Harry, of ‘Harry’s Farm’ in Germany, holds music festivals and leads local resistance to police forcing nuclear waste on the district.
‘Sails on a Blue Horizon’ has a languid feel and tells of the yearning for travel and easy living.
‘Johnny Boy We Miss Ya’ since you joined the Hare Krishna has up tempo accordion and bass.
The punk style is appropriate for a story of ‘religious enlightenment and banking’ – no more worries no more drama.
‘The World Keeps Turning’ is in Aussie rock style with strong bass and guitar.
From the CD Seeing Red it is set on a plane high over Baghdad while life goes on below, and so does death.
The story of Kalgoorlie working girl, ‘Kaylene’, has a touch of Jamaica steel band about it.
‘Closest thing to mortal sin, I’ll love ya till I die.
She taught me things I’d never learned inside a shearing shed’.
The slow ballad ‘Stoned Again’ shows why Rough Red will not play at Rooty Hill RSL!
‘The Flying Dutchman’s Inn’ by contrast has fast mandolin and accordion and whistle and is evocative of the scowling rat and howling dog mentioned.
There is great variety but a uniformly high standard of song writing here by Tyson, Harvey and Fegan.
The album is ‘pared back semi-acoustic’ recorded mostly in a live pub venue at Irish O’Hanlon’s Kenmore Tavern, Brisbane.
So, there is improvisation, energy, emotion and fun in the recording.
‘Love the one you’re with’ and the traditional African marching song, ‘Siyahumba’, were recorded in a German historic church designed as a musical chamber.
Rough Red describes a bold, full bodied wine.
It is also the name of a highly accomplished group of musicians.

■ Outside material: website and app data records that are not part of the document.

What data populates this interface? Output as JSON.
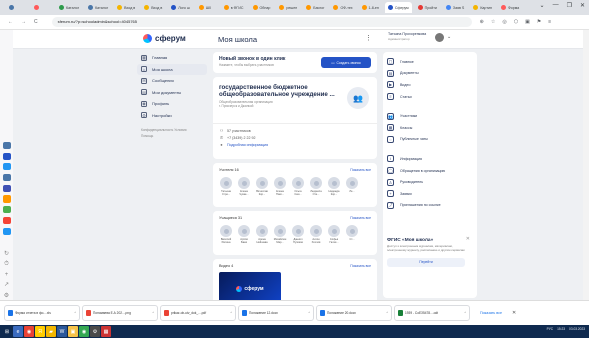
{
  "browser": {
    "tabs": [
      {
        "label": "",
        "color": "#4a76a8"
      },
      {
        "label": "",
        "color": "#ff5a5a"
      },
      {
        "label": "Каталог",
        "color": "#2d9a4b"
      },
      {
        "label": "Каталог",
        "color": "#4a76a8"
      },
      {
        "label": "Вход в",
        "color": "#f4b400"
      },
      {
        "label": "Вход в",
        "color": "#f4b400"
      },
      {
        "label": "Лого ш",
        "color": "#2453c6"
      },
      {
        "label": "Ш0",
        "color": "#ff9800"
      },
      {
        "label": "в ФГИС",
        "color": "#ff9800"
      },
      {
        "label": "Обнар",
        "color": "#ff9800"
      },
      {
        "label": "решен",
        "color": "#ff9800"
      },
      {
        "label": "Бэклог",
        "color": "#ff9800"
      },
      {
        "label": "ОФ-тех",
        "color": "#ff9800"
      },
      {
        "label": "1-8-ен",
        "color": "#ff9800"
      },
      {
        "label": "Сферум",
        "color": "#2453c6",
        "active": true
      },
      {
        "label": "Пройти",
        "color": "#e53935"
      },
      {
        "label": "Заяв S",
        "color": "#4285f4"
      },
      {
        "label": "Картин",
        "color": "#f4b400"
      },
      {
        "label": "Форма",
        "color": "#ff5a5a"
      }
    ],
    "window_controls": [
      "⌄",
      "—",
      "❐",
      "✕"
    ],
    "url": "sferum.ru/?p=schooladmin&school=4045765",
    "nav": [
      "←",
      "→",
      "C",
      "⌂"
    ],
    "addr_icons": [
      "⊕",
      "☆",
      "◎",
      "⬡",
      "▣",
      "⚑",
      "≡"
    ]
  },
  "vk_sidebar": {
    "icons": [
      {
        "name": "vk-app-1",
        "color": "#4a76a8"
      },
      {
        "name": "vk-app-2",
        "color": "#2453c6"
      },
      {
        "name": "vk-app-3",
        "color": "#2196f3"
      },
      {
        "name": "vk-app-4",
        "color": "#4a76a8"
      },
      {
        "name": "vk-app-5",
        "color": "#3f51b5"
      },
      {
        "name": "vk-app-6",
        "color": "#ff9800"
      },
      {
        "name": "vk-app-7",
        "color": "#4caf50"
      },
      {
        "name": "vk-app-8",
        "color": "#f44336"
      },
      {
        "name": "vk-app-9",
        "color": "#2196f3"
      }
    ],
    "bottom_icons": [
      "↻",
      "⏱",
      "+",
      "↗",
      "⚙"
    ]
  },
  "header": {
    "logo_text": "сферум",
    "school_title": "Моя школа",
    "kebab": "⋮",
    "user_name": "Татьяна Прохоренкова",
    "user_role": "Администратор",
    "chevron": "⌄"
  },
  "left_nav": {
    "items": [
      {
        "label": "Главная",
        "icon": "▦",
        "name": "home",
        "active": false
      },
      {
        "label": "Моя школа",
        "icon": "⌂",
        "name": "my-school",
        "active": true
      },
      {
        "label": "Сообщения",
        "icon": "✉",
        "name": "messages",
        "active": false
      },
      {
        "label": "Мои документы",
        "icon": "▤",
        "name": "documents",
        "active": false
      },
      {
        "label": "Профиль",
        "icon": "◉",
        "name": "profile",
        "active": false
      },
      {
        "label": "Настройки",
        "icon": "⚙",
        "name": "settings",
        "active": false
      }
    ],
    "footer_1": "Конфиденциальность   Условия",
    "footer_2": "Помощь"
  },
  "call_card": {
    "title": "Новый звонок в один клик",
    "subtitle": "Нажмите, чтобы выбрать участников",
    "button": "Создать звонок"
  },
  "org_card": {
    "name_line1": "государственное бюджетное",
    "name_line2": "общеобразовательное учреждение ...",
    "type_line1": "Общеобразовательная организация",
    "type_line2": "г. Приозерск и Джанкой",
    "icon": "👥",
    "participants": "57 участников",
    "phone": "+7 (3439) 2 22 92",
    "details": "Подробная информация"
  },
  "teachers": {
    "header": "Учителя 16",
    "show_all": "Показать все",
    "people": [
      {
        "name": "Татьяна Стре..."
      },
      {
        "name": "Елена Чукае..."
      },
      {
        "name": "Вячеслав Кор..."
      },
      {
        "name": "Елена Пико..."
      },
      {
        "name": "Ольга Сем..."
      },
      {
        "name": "Людмила Оте..."
      },
      {
        "name": "Надежда Кор..."
      },
      {
        "name": "Ле..."
      }
    ]
  },
  "students": {
    "header": "Учащиеся 31",
    "show_all": "Показать все",
    "people": [
      {
        "name": "Василий Репина"
      },
      {
        "name": "Артём Баев"
      },
      {
        "name": "Арина Нейшава"
      },
      {
        "name": "Михайлем Мар..."
      },
      {
        "name": "Даниил Пузиков"
      },
      {
        "name": "Антон Хохлов"
      },
      {
        "name": "Софья Галки..."
      },
      {
        "name": "Ст..."
      }
    ]
  },
  "video_card": {
    "header": "Видео 4",
    "show_all": "Показать все",
    "thumb_text": "сферум"
  },
  "right_menu": {
    "group1": [
      {
        "label": "Главное",
        "icon": "▢",
        "name": "main"
      },
      {
        "label": "Документы",
        "icon": "▤",
        "name": "docs"
      },
      {
        "label": "Видео",
        "icon": "▶",
        "name": "video"
      },
      {
        "label": "Статьи",
        "icon": "≡",
        "name": "articles"
      }
    ],
    "group2": [
      {
        "label": "Участники",
        "icon": "👥",
        "name": "members"
      },
      {
        "label": "Классы",
        "icon": "▦",
        "name": "classes"
      },
      {
        "label": "Публичные чаты",
        "icon": "◌",
        "name": "public-chats"
      }
    ],
    "group3": [
      {
        "label": "Информация",
        "icon": "i",
        "name": "info"
      },
      {
        "label": "Обращения в организацию",
        "icon": "◯",
        "name": "appeals"
      },
      {
        "label": "Руководитель",
        "icon": "♙",
        "name": "head"
      },
      {
        "label": "Заявки",
        "icon": "+",
        "name": "requests"
      },
      {
        "label": "Приглашения по ссылке",
        "icon": "⤴",
        "name": "invites"
      }
    ]
  },
  "promo": {
    "title": "ФГИС «Моя школа»",
    "desc": "Доступ к электронным журналам, материалам, электронному журналу, расписанию и другим сервисам",
    "button": "Перейти",
    "close": "✕"
  },
  "downloads": {
    "items": [
      {
        "label": "Форма отчета в фо....xls",
        "type": "blue"
      },
      {
        "label": "Пономаева Е.А 202....png",
        "type": "red"
      },
      {
        "label": "prikaz-ob-utv_dok_....pdf",
        "type": "red"
      },
      {
        "label": "Положение 12.docx",
        "type": "blue"
      },
      {
        "label": "Положение 20.docx",
        "type": "blue"
      },
      {
        "label": "1939 - СоЕЗ5478....odt",
        "type": "grn"
      }
    ],
    "show_all": "Показать все",
    "close": "✕"
  },
  "taskbar": {
    "apps": [
      {
        "name": "start",
        "color": "#0f2a4f",
        "glyph": "⊞"
      },
      {
        "name": "edge",
        "color": "#3a6bbf",
        "glyph": "e"
      },
      {
        "name": "chrome",
        "color": "#e94235",
        "glyph": "◉"
      },
      {
        "name": "yandex",
        "color": "#ffcc00",
        "glyph": "Я"
      },
      {
        "name": "explorer",
        "color": "#f2b600",
        "glyph": "▰"
      },
      {
        "name": "word",
        "color": "#2b579a",
        "glyph": "W"
      },
      {
        "name": "folder",
        "color": "#f6c34a",
        "glyph": "▣"
      },
      {
        "name": "chrome2",
        "color": "#34a853",
        "glyph": "◉"
      },
      {
        "name": "settings",
        "color": "#4a4a4a",
        "glyph": "⚙"
      },
      {
        "name": "photos",
        "color": "#c33",
        "glyph": "▦"
      }
    ],
    "tray_text": "РУС",
    "time": "15:23",
    "date": "03.03.2023"
  }
}
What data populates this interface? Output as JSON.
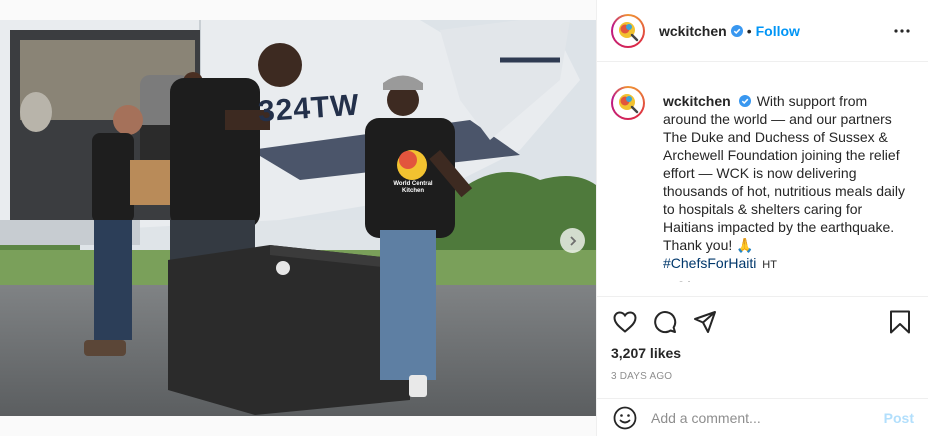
{
  "post": {
    "username": "wckitchen",
    "follow_label": "Follow",
    "follow_separator": "•",
    "caption_text": "With support from around the world — and our partners The Duke and Duchess of Sussex & Archewell Foundation joining the relief effort — WCK is now delivering thousands of hot, nutritious meals daily to hospitals & shelters caring for Haitians impacted by the earthquake. Thank you! 🙏",
    "hashtag": "#ChefsForHaiti",
    "hashtag_suffix": "HT",
    "caption_time": "3d",
    "likes": "3,207 likes",
    "age": "3 DAYS AGO"
  },
  "photo": {
    "plane_registration": "324TW",
    "shirt_text": "World Central Kitchen",
    "carousel_count": 3,
    "carousel_active": 1
  },
  "comment": {
    "placeholder": "Add a comment...",
    "post_label": "Post"
  },
  "icons": {
    "verified": "verified-badge-icon",
    "more": "more-options-icon",
    "like": "heart-icon",
    "comment": "comment-bubble-icon",
    "share": "paper-plane-icon",
    "save": "bookmark-icon",
    "emoji": "smiley-icon",
    "next": "chevron-right-icon"
  },
  "colors": {
    "link": "#0095f6",
    "verified": "#3897f0",
    "post_disabled": "#b2dffc",
    "hashtag": "#00376b"
  }
}
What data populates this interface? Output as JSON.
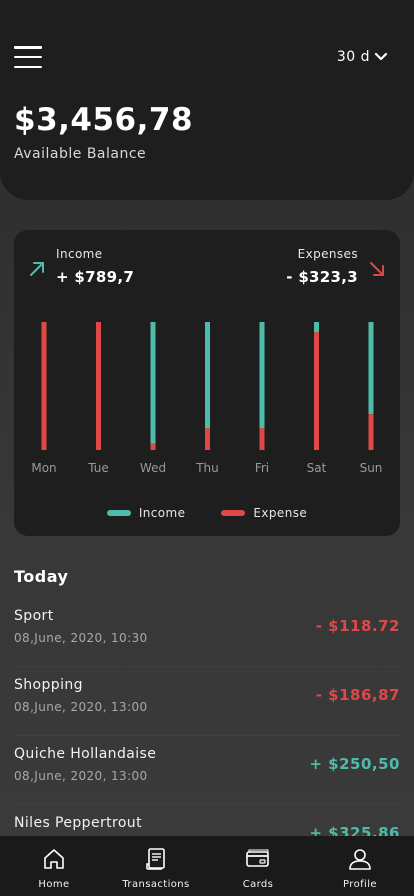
{
  "header": {
    "period_label": "30 d",
    "balance": "$3,456,78",
    "balance_label": "Available Balance"
  },
  "summary": {
    "income_label": "Income",
    "income_value": "+ $789,7",
    "expenses_label": "Expenses",
    "expenses_value": "- $323,3"
  },
  "colors": {
    "income": "#4dbdab",
    "expense": "#e04848",
    "card": "#1e1e1e"
  },
  "chart_data": {
    "type": "bar",
    "stacked": true,
    "categories": [
      "Mon",
      "Tue",
      "Wed",
      "Thu",
      "Fri",
      "Sat",
      "Sun"
    ],
    "series": [
      {
        "name": "Income",
        "values": [
          0,
          0,
          0.95,
          0.83,
          0.83,
          0.08,
          0.72
        ]
      },
      {
        "name": "Expense",
        "values": [
          1.0,
          1.0,
          0.05,
          0.17,
          0.17,
          0.92,
          0.28
        ]
      }
    ],
    "ylim": [
      0,
      1
    ],
    "grid": false,
    "legend": "bottom"
  },
  "legend": {
    "income": "Income",
    "expense": "Expense"
  },
  "section_title": "Today",
  "transactions": [
    {
      "name": "Sport",
      "date": "08,June, 2020, 10:30",
      "amount": "- $118.72",
      "type": "expense"
    },
    {
      "name": "Shopping",
      "date": "08,June, 2020, 13:00",
      "amount": "- $186,87",
      "type": "expense"
    },
    {
      "name": "Quiche Hollandaise",
      "date": "08,June, 2020, 13:00",
      "amount": "+ $250,50",
      "type": "income"
    },
    {
      "name": "Niles Peppertrout",
      "date": "",
      "amount": "+ $325,86",
      "type": "income"
    }
  ],
  "tabs": [
    {
      "label": "Home",
      "icon": "home-icon"
    },
    {
      "label": "Transactions",
      "icon": "receipt-icon"
    },
    {
      "label": "Cards",
      "icon": "card-icon"
    },
    {
      "label": "Profile",
      "icon": "user-icon"
    }
  ]
}
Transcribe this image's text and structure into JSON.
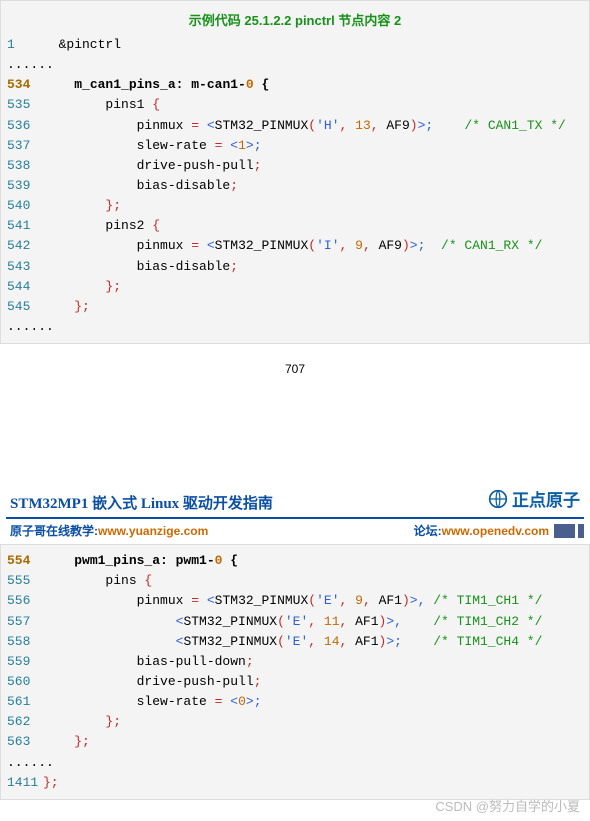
{
  "block1": {
    "title": "示例代码 25.1.2.2 pinctrl 节点内容 2",
    "lines": [
      {
        "num": "1",
        "content": "  &pinctrl"
      },
      {
        "dots": "......"
      },
      {
        "num": "534",
        "bold": true,
        "parts": [
          {
            "t": "    "
          },
          {
            "t": "m_can1_pins_a: m-can1-",
            "cls": "kw-bold"
          },
          {
            "t": "0",
            "cls": "orange kw-bold"
          },
          {
            "t": " {",
            "cls": "kw-bold"
          }
        ]
      },
      {
        "num": "535",
        "parts": [
          {
            "t": "        pins1 "
          },
          {
            "t": "{",
            "cls": "red"
          }
        ]
      },
      {
        "num": "536",
        "parts": [
          {
            "t": "            pinmux "
          },
          {
            "t": "=",
            "cls": "red"
          },
          {
            "t": " "
          },
          {
            "t": "<",
            "cls": "blue"
          },
          {
            "t": "STM32_PINMUX"
          },
          {
            "t": "(",
            "cls": "red"
          },
          {
            "t": "'H'",
            "cls": "blue"
          },
          {
            "t": ",",
            "cls": "red"
          },
          {
            "t": " "
          },
          {
            "t": "13",
            "cls": "orange"
          },
          {
            "t": ",",
            "cls": "red"
          },
          {
            "t": " AF9"
          },
          {
            "t": ")",
            "cls": "red"
          },
          {
            "t": ">;",
            "cls": "blue"
          },
          {
            "t": "    "
          },
          {
            "t": "/* CAN1_TX */",
            "cls": "green"
          }
        ]
      },
      {
        "num": "537",
        "parts": [
          {
            "t": "            slew-rate "
          },
          {
            "t": "=",
            "cls": "red"
          },
          {
            "t": " "
          },
          {
            "t": "<",
            "cls": "blue"
          },
          {
            "t": "1",
            "cls": "orange"
          },
          {
            "t": ">;",
            "cls": "blue"
          }
        ]
      },
      {
        "num": "538",
        "parts": [
          {
            "t": "            drive-push-pull"
          },
          {
            "t": ";",
            "cls": "red"
          }
        ]
      },
      {
        "num": "539",
        "parts": [
          {
            "t": "            bias-disable"
          },
          {
            "t": ";",
            "cls": "red"
          }
        ]
      },
      {
        "num": "540",
        "parts": [
          {
            "t": "        "
          },
          {
            "t": "};",
            "cls": "red"
          }
        ]
      },
      {
        "num": "541",
        "parts": [
          {
            "t": "        pins2 "
          },
          {
            "t": "{",
            "cls": "red"
          }
        ]
      },
      {
        "num": "542",
        "parts": [
          {
            "t": "            pinmux "
          },
          {
            "t": "=",
            "cls": "red"
          },
          {
            "t": " "
          },
          {
            "t": "<",
            "cls": "blue"
          },
          {
            "t": "STM32_PINMUX"
          },
          {
            "t": "(",
            "cls": "red"
          },
          {
            "t": "'I'",
            "cls": "blue"
          },
          {
            "t": ",",
            "cls": "red"
          },
          {
            "t": " "
          },
          {
            "t": "9",
            "cls": "orange"
          },
          {
            "t": ",",
            "cls": "red"
          },
          {
            "t": " AF9"
          },
          {
            "t": ")",
            "cls": "red"
          },
          {
            "t": ">;",
            "cls": "blue"
          },
          {
            "t": "  "
          },
          {
            "t": "/* CAN1_RX */",
            "cls": "green"
          }
        ]
      },
      {
        "num": "543",
        "parts": [
          {
            "t": "            bias-disable"
          },
          {
            "t": ";",
            "cls": "red"
          }
        ]
      },
      {
        "num": "544",
        "parts": [
          {
            "t": "        "
          },
          {
            "t": "};",
            "cls": "red"
          }
        ]
      },
      {
        "num": "545",
        "parts": [
          {
            "t": "    "
          },
          {
            "t": "};",
            "cls": "red"
          }
        ]
      },
      {
        "dots": "......"
      }
    ]
  },
  "pageNumber": "707",
  "docHeader": {
    "title": "STM32MP1 嵌入式 Linux 驱动开发指南",
    "logoText": "正点原子",
    "leftLabel": "原子哥在线教学:",
    "leftUrl": "www.yuanzige.com",
    "rightLabel": "论坛:",
    "rightUrl": "www.openedv.com"
  },
  "block2": {
    "lines": [
      {
        "num": "554",
        "bold": true,
        "parts": [
          {
            "t": "    "
          },
          {
            "t": "pwm1_pins_a: pwm1-",
            "cls": "kw-bold"
          },
          {
            "t": "0",
            "cls": "orange kw-bold"
          },
          {
            "t": " {",
            "cls": "kw-bold"
          }
        ]
      },
      {
        "num": "555",
        "parts": [
          {
            "t": "        pins "
          },
          {
            "t": "{",
            "cls": "red"
          }
        ]
      },
      {
        "num": "556",
        "parts": [
          {
            "t": "            pinmux "
          },
          {
            "t": "=",
            "cls": "red"
          },
          {
            "t": " "
          },
          {
            "t": "<",
            "cls": "blue"
          },
          {
            "t": "STM32_PINMUX"
          },
          {
            "t": "(",
            "cls": "red"
          },
          {
            "t": "'E'",
            "cls": "blue"
          },
          {
            "t": ",",
            "cls": "red"
          },
          {
            "t": " "
          },
          {
            "t": "9",
            "cls": "orange"
          },
          {
            "t": ",",
            "cls": "red"
          },
          {
            "t": " AF1"
          },
          {
            "t": ")",
            "cls": "red"
          },
          {
            "t": ">,",
            "cls": "blue"
          },
          {
            "t": " "
          },
          {
            "t": "/* TIM1_CH1 */",
            "cls": "green"
          }
        ]
      },
      {
        "num": "557",
        "parts": [
          {
            "t": "                 "
          },
          {
            "t": "<",
            "cls": "blue"
          },
          {
            "t": "STM32_PINMUX"
          },
          {
            "t": "(",
            "cls": "red"
          },
          {
            "t": "'E'",
            "cls": "blue"
          },
          {
            "t": ",",
            "cls": "red"
          },
          {
            "t": " "
          },
          {
            "t": "11",
            "cls": "orange"
          },
          {
            "t": ",",
            "cls": "red"
          },
          {
            "t": " AF1"
          },
          {
            "t": ")",
            "cls": "red"
          },
          {
            "t": ">,",
            "cls": "blue"
          },
          {
            "t": "    "
          },
          {
            "t": "/* TIM1_CH2 */",
            "cls": "green"
          }
        ]
      },
      {
        "num": "558",
        "parts": [
          {
            "t": "                 "
          },
          {
            "t": "<",
            "cls": "blue"
          },
          {
            "t": "STM32_PINMUX"
          },
          {
            "t": "(",
            "cls": "red"
          },
          {
            "t": "'E'",
            "cls": "blue"
          },
          {
            "t": ",",
            "cls": "red"
          },
          {
            "t": " "
          },
          {
            "t": "14",
            "cls": "orange"
          },
          {
            "t": ",",
            "cls": "red"
          },
          {
            "t": " AF1"
          },
          {
            "t": ")",
            "cls": "red"
          },
          {
            "t": ">;",
            "cls": "blue"
          },
          {
            "t": "    "
          },
          {
            "t": "/* TIM1_CH4 */",
            "cls": "green"
          }
        ]
      },
      {
        "num": "559",
        "parts": [
          {
            "t": "            bias-pull-down"
          },
          {
            "t": ";",
            "cls": "red"
          }
        ]
      },
      {
        "num": "560",
        "parts": [
          {
            "t": "            drive-push-pull"
          },
          {
            "t": ";",
            "cls": "red"
          }
        ]
      },
      {
        "num": "561",
        "parts": [
          {
            "t": "            slew-rate "
          },
          {
            "t": "=",
            "cls": "red"
          },
          {
            "t": " "
          },
          {
            "t": "<",
            "cls": "blue"
          },
          {
            "t": "0",
            "cls": "orange"
          },
          {
            "t": ">;",
            "cls": "blue"
          }
        ]
      },
      {
        "num": "562",
        "parts": [
          {
            "t": "        "
          },
          {
            "t": "};",
            "cls": "red"
          }
        ]
      },
      {
        "num": "563",
        "parts": [
          {
            "t": "    "
          },
          {
            "t": "};",
            "cls": "red"
          }
        ]
      },
      {
        "dots": "......"
      },
      {
        "num": "1411",
        "parts": [
          {
            "t": "};",
            "cls": "red"
          }
        ]
      }
    ]
  },
  "watermark": "CSDN @努力自学的小夏"
}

Uncorked is an exceptionally good vintage Australian CD that improves with age.
3 in stock (can be backordered)